This article discusses the various economic factors which determine the desirable service life of a vehicle and its components. The author considers two basic design concepts, i.e., a vehicle intended to last only five years and a vehicle designed for a life of twenty years. The former would be of light weight construction and require less fuel to propel it, but, any savings must be offset against the more frequent replacement of worn out components. Such a vehicle designed for about 80,000 miles would not be attractive to the taxi driver or high mileage motorist, whilst the earlier onset of corrosion would need government legislation against the continued use of a vehicle beyond its intended service life-span. The twenty year vehicle is estimated to cost some 30 to 40 % extra and the author doubts whether many buyers would wish to pay this, to keep the same car for 15 years or more. The article concludes that manufacturers should aim to produce cars and components having an economic life of not less than ten years. /TRRL/

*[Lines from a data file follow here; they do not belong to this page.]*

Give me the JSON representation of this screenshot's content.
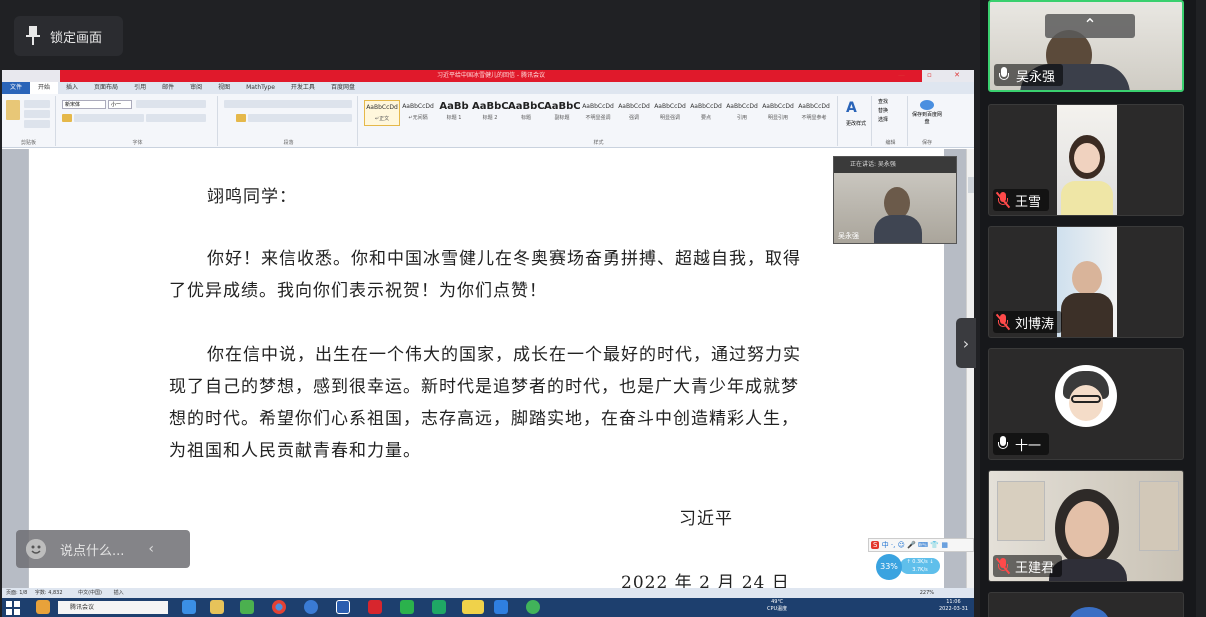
{
  "meeting": {
    "lock_label": "锁定画面",
    "chat_placeholder": "说点什么...",
    "up_arrow": "⌃",
    "collapse_arrow": "›"
  },
  "word": {
    "title": "习近平给中国冰雪健儿的回信 - 腾讯会议",
    "tabs": [
      "文件",
      "开始",
      "插入",
      "页面布局",
      "引用",
      "邮件",
      "审阅",
      "视图",
      "MathType",
      "开发工具",
      "百度网盘"
    ],
    "active_tab": "开始",
    "font_name": "新宋体",
    "font_size": "小一",
    "group_labels": [
      "剪贴板",
      "字体",
      "段落",
      "样式",
      "编辑",
      "保存"
    ],
    "styles": [
      {
        "preview": "AaBbCcDd",
        "label": "↵正文"
      },
      {
        "preview": "AaBbCcDd",
        "label": "↵无间隔"
      },
      {
        "preview": "AaBb",
        "label": "标题 1"
      },
      {
        "preview": "AaBbC",
        "label": "标题 2"
      },
      {
        "preview": "AaBbC",
        "label": "标题"
      },
      {
        "preview": "AaBbC",
        "label": "副标题"
      },
      {
        "preview": "AaBbCcDd",
        "label": "不明显强调"
      },
      {
        "preview": "AaBbCcDd",
        "label": "强调"
      },
      {
        "preview": "AaBbCcDd",
        "label": "明显强调"
      },
      {
        "preview": "AaBbCcDd",
        "label": "要点"
      },
      {
        "preview": "AaBbCcDd",
        "label": "引用"
      },
      {
        "preview": "AaBbCcDd",
        "label": "明显引用"
      },
      {
        "preview": "AaBbCcDd",
        "label": "不明显参考"
      }
    ],
    "change_styles": "更改样式",
    "edit_items": [
      "查找",
      "替换",
      "选择"
    ],
    "save_label": "保存到百度网盘",
    "document": {
      "salutation": "翊鸣同学：",
      "para1": "你好！来信收悉。你和中国冰雪健儿在冬奥赛场奋勇拼搏、超越自我，取得了优异成绩。我向你们表示祝贺！为你们点赞！",
      "para2": "你在信中说，出生在一个伟大的国家，成长在一个最好的时代，通过努力实现了自己的梦想，感到很幸运。新时代是追梦者的时代，也是广大青少年成就梦想的时代。希望你们心系祖国，志存高远，脚踏实地，在奋斗中创造精彩人生，为祖国和人民贡献青春和力量。",
      "signature": "习近平",
      "date": "2022 年 2 月 24 日"
    },
    "status": {
      "page": "页面: 1/8",
      "words": "字数: 4,832",
      "lang": "中文(中国)",
      "mode": "插入",
      "zoom": "227%"
    },
    "taskbar": {
      "search": "腾讯会议",
      "cpu_temp": "49℃",
      "cpu_label": "CPU温度",
      "time": "11:06",
      "date": "2022-03-31"
    },
    "ime_text": "中 ·, ☺ 🎤 ⌨ 👕 ▦",
    "net_percent": "33%",
    "net_speed": "↑ 0.3K/s ↓ 3.7K/s"
  },
  "speaker_video": {
    "header": "正在讲话: 吴永强",
    "name": "吴永强"
  },
  "participants": [
    {
      "name": "吴永强",
      "muted": false,
      "active": true
    },
    {
      "name": "王雪",
      "muted": true,
      "active": false
    },
    {
      "name": "刘博涛",
      "muted": true,
      "active": false
    },
    {
      "name": "十一",
      "muted": false,
      "active": false
    },
    {
      "name": "王建君",
      "muted": true,
      "active": false
    }
  ],
  "colors": {
    "meeting_bg": "#202124",
    "active_border": "#3ad06f",
    "mute_red": "#ff4a4a",
    "word_title_red": "#e0192b"
  }
}
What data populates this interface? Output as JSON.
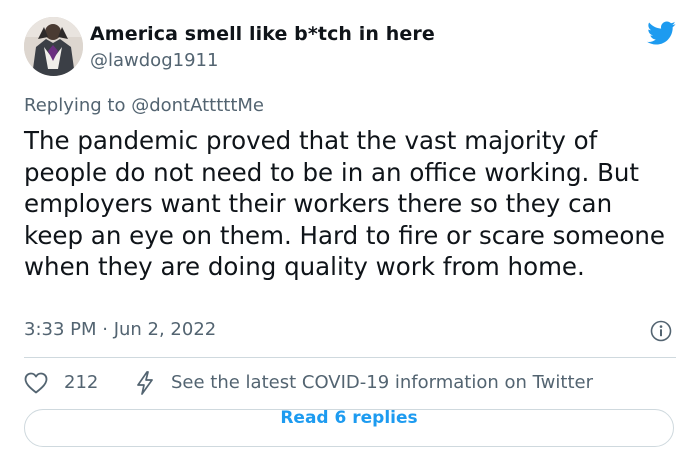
{
  "author": {
    "display_name": "America smell like b*tch in here",
    "handle": "@lawdog1911"
  },
  "reply_context": {
    "prefix": "Replying to ",
    "mention": "@dontAtttttMe"
  },
  "tweet": {
    "text": "The pandemic proved that the vast majority of people do not need to be in an office working. But employers want their workers there so they can keep an eye on them. Hard to fire or scare someone when they are doing quality work from home.",
    "timestamp": "3:33 PM · Jun 2, 2022"
  },
  "actions": {
    "like_count": "212",
    "covid_link": "See the latest COVID-19 information on Twitter"
  },
  "read_replies": {
    "label": "Read 6 replies"
  },
  "icons": {
    "brand": "twitter-bird-icon",
    "info": "info-icon",
    "like": "heart-icon",
    "covid": "lightning-icon"
  },
  "colors": {
    "brand": "#1d9bf0",
    "text_primary": "#0f1419",
    "text_secondary": "#536471",
    "divider": "#cfd9de"
  }
}
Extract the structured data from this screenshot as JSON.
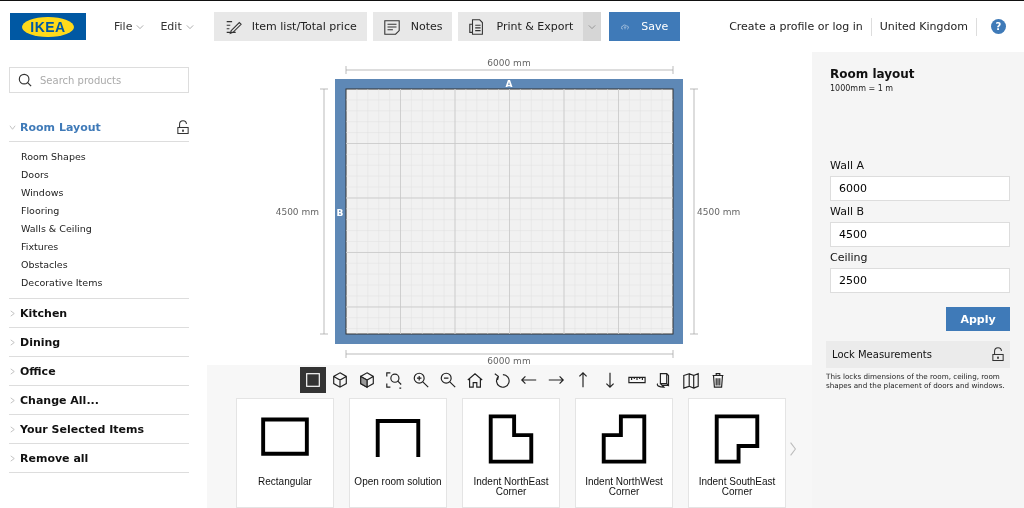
{
  "header": {
    "logo": "IKEA",
    "menus": [
      {
        "label": "File"
      },
      {
        "label": "Edit"
      }
    ],
    "buttons": [
      {
        "label": "Item list/Total price",
        "kind": "list"
      },
      {
        "label": "Notes",
        "kind": "notes"
      },
      {
        "label": "Print & Export",
        "kind": "print"
      }
    ],
    "save": "Save",
    "links": [
      "Create a profile or log in",
      "United Kingdom"
    ],
    "help": "?"
  },
  "sidebar": {
    "search": {
      "placeholder": "Search products"
    },
    "sections": [
      {
        "label": "Room Layout",
        "expanded": true,
        "children": [
          "Room Shapes",
          "Doors",
          "Windows",
          "Flooring",
          "Walls & Ceiling",
          "Fixtures",
          "Obstacles",
          "Decorative Items"
        ]
      },
      {
        "label": "Kitchen",
        "expanded": false
      },
      {
        "label": "Dining",
        "expanded": false
      },
      {
        "label": "Office",
        "expanded": false
      },
      {
        "label": "Change All...",
        "expanded": false
      },
      {
        "label": "Your Selected Items",
        "expanded": false
      },
      {
        "label": "Remove all",
        "expanded": false
      }
    ]
  },
  "plan": {
    "top": "6000 mm",
    "bottom": "6000 mm",
    "left": "4500 mm",
    "right": "4500 mm",
    "wall_a": "A",
    "wall_b": "B"
  },
  "tools": [
    {
      "selected": true
    },
    {
      "selected": false
    },
    {
      "selected": false
    },
    {
      "selected": false
    },
    {
      "selected": false
    },
    {
      "selected": false
    },
    {
      "selected": false
    },
    {
      "selected": false
    },
    {
      "selected": false
    },
    {
      "selected": false
    },
    {
      "selected": false
    },
    {
      "selected": false
    },
    {
      "selected": false
    },
    {
      "selected": false
    },
    {
      "selected": false
    },
    {
      "selected": false
    }
  ],
  "shapes": [
    {
      "label": "Rectangular"
    },
    {
      "label": "Open room solution"
    },
    {
      "label": "Indent NorthEast Corner"
    },
    {
      "label": "Indent NorthWest Corner"
    },
    {
      "label": "Indent SouthEast Corner"
    }
  ],
  "panel": {
    "title": "Room layout",
    "scale": "1000mm = 1 m",
    "fields": [
      {
        "label": "Wall A",
        "value": "6000"
      },
      {
        "label": "Wall B",
        "value": "4500"
      },
      {
        "label": "Ceiling",
        "value": "2500"
      }
    ],
    "apply": "Apply",
    "lock": {
      "label": "Lock Measurements"
    },
    "note": "This locks dimensions of the room, ceiling, room shapes and the placement of doors and windows."
  }
}
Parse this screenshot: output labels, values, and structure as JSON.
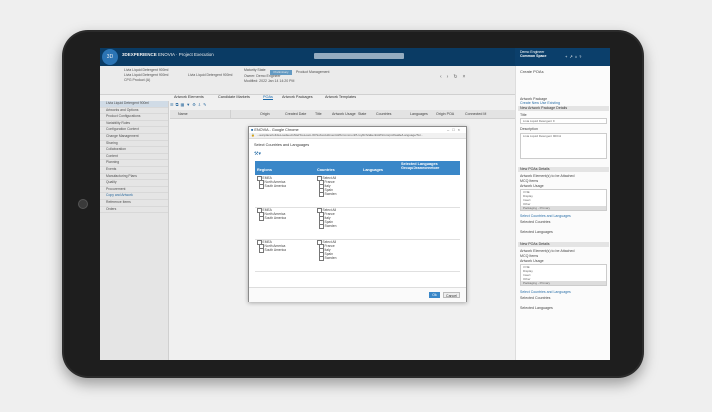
{
  "app": {
    "brand_bold": "3DEXPERIENCE",
    "brand_rest": " ENOVIA · Project Execution",
    "user_line1": "Demo Engineer",
    "user_line2": "Common Space",
    "logo": "3D"
  },
  "header": {
    "obj_title": "Livia Liquid Detergent 900ml",
    "obj_sub": "Livia Liquid Detergent 900ml",
    "obj_meta": "CPG Product (A)",
    "center_title": "Livia Liquid Detergent 900ml",
    "maturity_label": "Maturity State",
    "maturity_value": "Preliminary",
    "owner_line": "Owner: Demo Engineer",
    "modified_line": "Modified: 2022 Jan 14 14:20 PM",
    "product_link": "Product Management"
  },
  "tabs": [
    "Artwork Elements",
    "Candidate Markets",
    "POAs",
    "Artwork Packages",
    "Artwork Templates"
  ],
  "grid_headers": [
    "Name",
    "Origin",
    "Created Date",
    "Title",
    "Artwork Usage",
    "State",
    "Countries",
    "Languages",
    "Origin POA",
    "Connected M"
  ],
  "sidebar": [
    "Livia Liquid Detergent 900ml",
    "Artworks and Options",
    "Product Configurations",
    "Variability Rules",
    "Configuration Context",
    "Change Management",
    "Sharing",
    "Collaboration",
    "Content",
    "Planning",
    "Events",
    "Manufacturing Plans",
    "Quality",
    "Procurement",
    "Copy and Artwork",
    "Reference Items",
    "Orders"
  ],
  "dialog": {
    "title": "ENOVIA - Google Chrome",
    "url": "...aunplace/toFdeLoadseuGNtelTosLoam-ID/Subsc/eldmentAWLCommonPL/oyRch/aEenbAWLGrorpsDwalle/Language/Tel...",
    "select_label": "Select Countries and Languages",
    "columns": [
      "Regions",
      "Countries",
      "Languages",
      "Selected Languages Group/Jeaneoreetore"
    ],
    "rows": [
      {
        "regions": [
          "EMEA",
          "North America",
          "South America"
        ],
        "countries": [
          "Select All",
          "France",
          "Italy",
          "Spain",
          "Sweden"
        ]
      },
      {
        "regions": [
          "EMEA",
          "North America",
          "South America"
        ],
        "countries": [
          "Select All",
          "France",
          "Italy",
          "Spain",
          "Sweden"
        ]
      },
      {
        "regions": [
          "EMEA",
          "North America",
          "South America"
        ],
        "countries": [
          "Select All",
          "France",
          "Italy",
          "Spain",
          "Sweden"
        ]
      }
    ],
    "ok_label": "Ok",
    "cancel_label": "Cancel"
  },
  "right_panel": {
    "title": "Create POAs",
    "artwork_package_label": "Artwork Package",
    "radio_label": "Create New  Use Existing",
    "section_new_package": "New Artwork Package Details",
    "title_label": "Title",
    "title_value": "Livia Liquid Detergent 9",
    "desc_label": "Description",
    "desc_value": "Livia Liquid Detergent 900ml",
    "section_new_poas": "New POAs Details",
    "attach_label": "Artwork Element(s) to be Attached",
    "attach_value": "MCQ Items",
    "usage_label": "Artwork Usage",
    "usage_list": [
      "3 NE",
      "Display",
      "Insert",
      "Other",
      "Packaging - Primary"
    ],
    "link_select": "Select Countries and Languages",
    "selected_countries": "Selected Countries",
    "selected_languages": "Selected Languages",
    "section_new_poas2": "New POAs Details",
    "attach_label2": "Artwork Element(s) to be Attached",
    "attach_value2": "MCQ Items",
    "usage_label2": "Artwork Usage",
    "usage_list2": [
      "3 NE",
      "Display",
      "Insert",
      "Other",
      "Packaging - Primary"
    ],
    "link_select2": "Select Countries and Languages",
    "selected_countries2": "Selected Countries",
    "selected_languages2": "Selected Languages"
  }
}
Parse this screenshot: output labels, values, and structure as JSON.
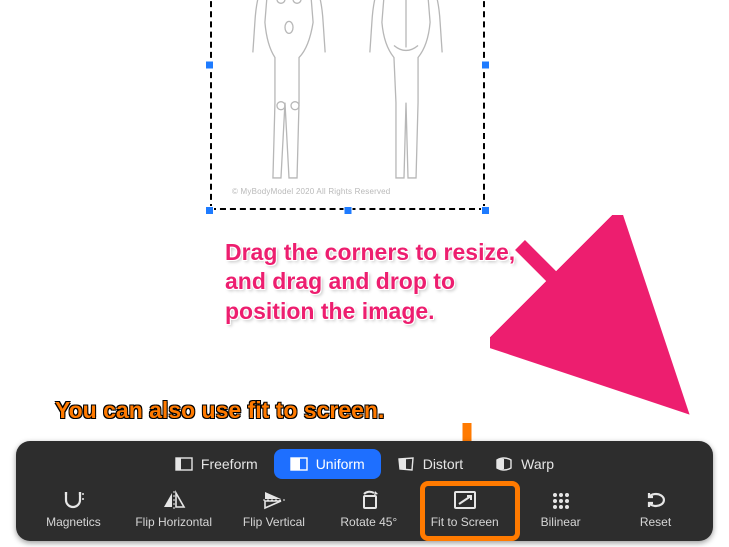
{
  "watermark": "© MyBodyModel 2020 All Rights Reserved",
  "callouts": {
    "drag_resize": "Drag the corners to resize, and drag and drop to position the image.",
    "fit_to_screen": "You can also use fit to screen."
  },
  "modes": {
    "freeform": "Freeform",
    "uniform": "Uniform",
    "distort": "Distort",
    "warp": "Warp"
  },
  "tools": {
    "magnetics": "Magnetics",
    "flip_horizontal": "Flip Horizontal",
    "flip_vertical": "Flip Vertical",
    "rotate_45": "Rotate 45°",
    "fit_to_screen": "Fit to Screen",
    "bilinear": "Bilinear",
    "reset": "Reset"
  },
  "colors": {
    "accent_pink": "#ed1e6f",
    "accent_orange": "#ff7a00",
    "accent_blue": "#1e6fff",
    "toolbar_bg": "#2d2d2d"
  }
}
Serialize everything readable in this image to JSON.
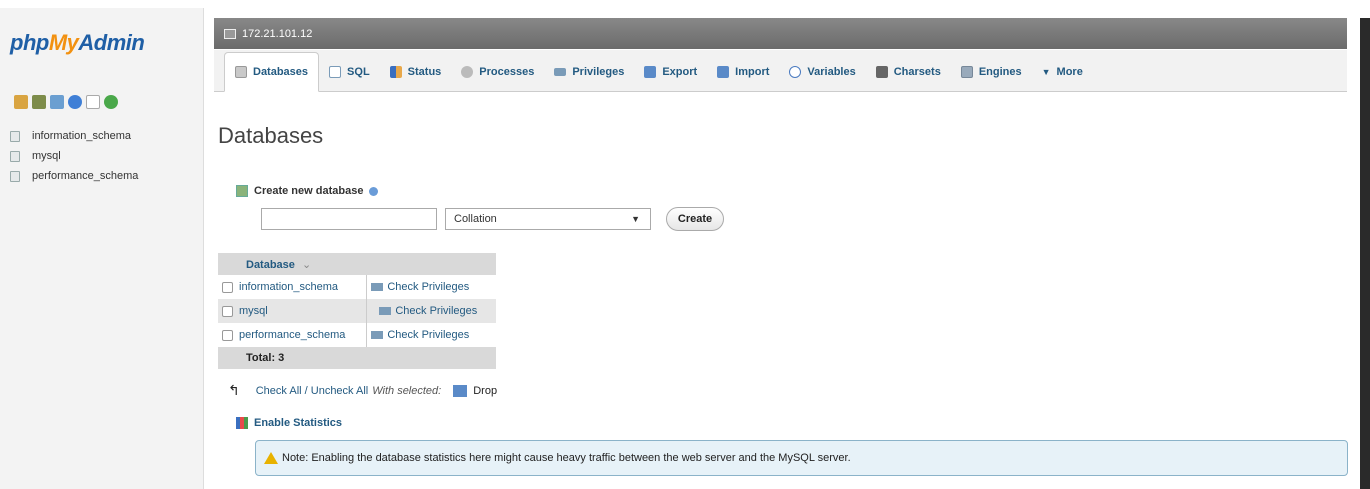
{
  "app": {
    "logo_php": "php",
    "logo_my": "My",
    "logo_admin": "Admin"
  },
  "sidebar": {
    "nav_icons": [
      "home-icon",
      "database-icon",
      "sql-icon",
      "help-icon",
      "docs-icon",
      "reload-icon"
    ],
    "databases": [
      "information_schema",
      "mysql",
      "performance_schema"
    ]
  },
  "server": {
    "host": "172.21.101.12"
  },
  "tabs": [
    {
      "label": "Databases",
      "icon": "database-icon",
      "active": true
    },
    {
      "label": "SQL",
      "icon": "sql-icon"
    },
    {
      "label": "Status",
      "icon": "status-icon"
    },
    {
      "label": "Processes",
      "icon": "processes-icon"
    },
    {
      "label": "Privileges",
      "icon": "privileges-icon"
    },
    {
      "label": "Export",
      "icon": "export-icon"
    },
    {
      "label": "Import",
      "icon": "import-icon"
    },
    {
      "label": "Variables",
      "icon": "variables-icon"
    },
    {
      "label": "Charsets",
      "icon": "charsets-icon"
    },
    {
      "label": "Engines",
      "icon": "engines-icon"
    },
    {
      "label": "More",
      "icon": "caret-down-icon"
    }
  ],
  "main": {
    "title": "Databases",
    "create_label": "Create new database",
    "dbname_value": "",
    "collation": "Collation",
    "create_button": "Create",
    "table": {
      "header": "Database",
      "sort_indicator": "⌄",
      "rows": [
        {
          "name": "information_schema",
          "action": "Check Privileges"
        },
        {
          "name": "mysql",
          "action": "Check Privileges"
        },
        {
          "name": "performance_schema",
          "action": "Check Privileges"
        }
      ],
      "total": "Total: 3"
    },
    "bulk": {
      "check_all": "Check All / Uncheck All",
      "with_selected": "With selected:",
      "drop": "Drop"
    },
    "stats_label": "Enable Statistics",
    "notice": "Note: Enabling the database statistics here might cause heavy traffic between the web server and the MySQL server."
  },
  "colors": {
    "brand_blue": "#1f5fa6",
    "brand_orange": "#f29111",
    "link": "#235a81"
  }
}
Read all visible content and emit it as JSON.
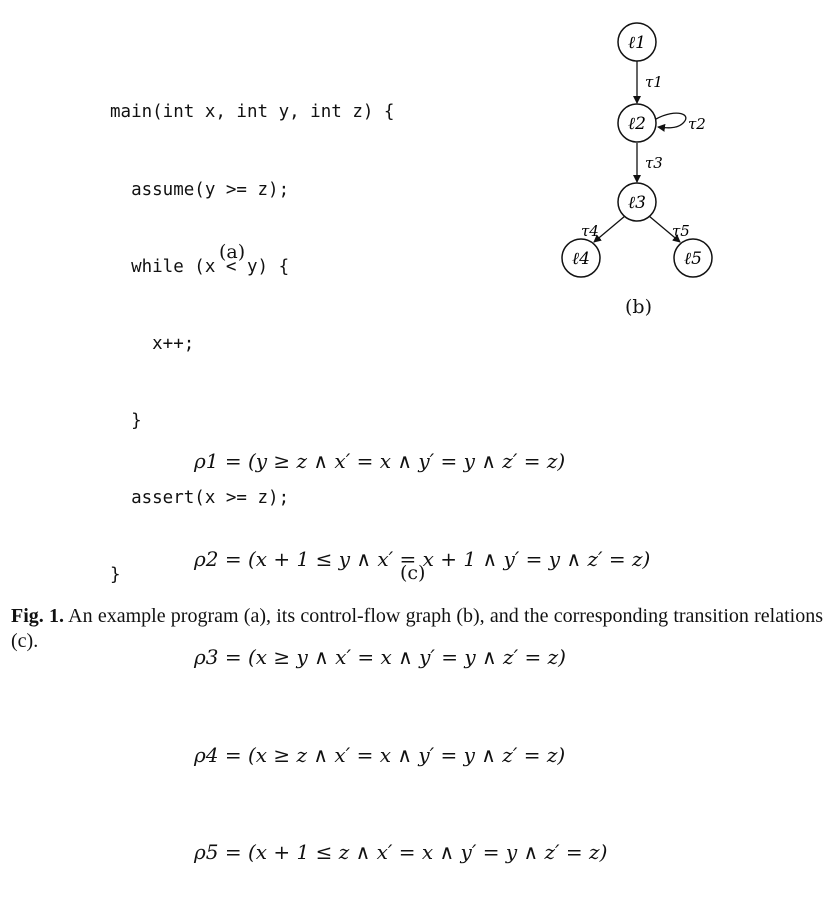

  • Availability:
  • Corporate Authors:

    Design Council

    29 Haymarket
    London SW14 4SU,   England 
  • Publication Date: 1975-8

Media Info

  • Features: Photos;
  • Pagination: p. 638-641
  • Serial:
    • Volume: 215
    • Issue Number: 8
    • ISSN: 0013-7782

Subject/Index Terms

Filing Info

  • Accession Number: 00132309
  • Record Type: Publication
  • Source Agency: Transport and Road Research Laboratory (TRRL)
  • Files: ITRD, TRIS
  • Created Date: Jun 23 1981 12:00AM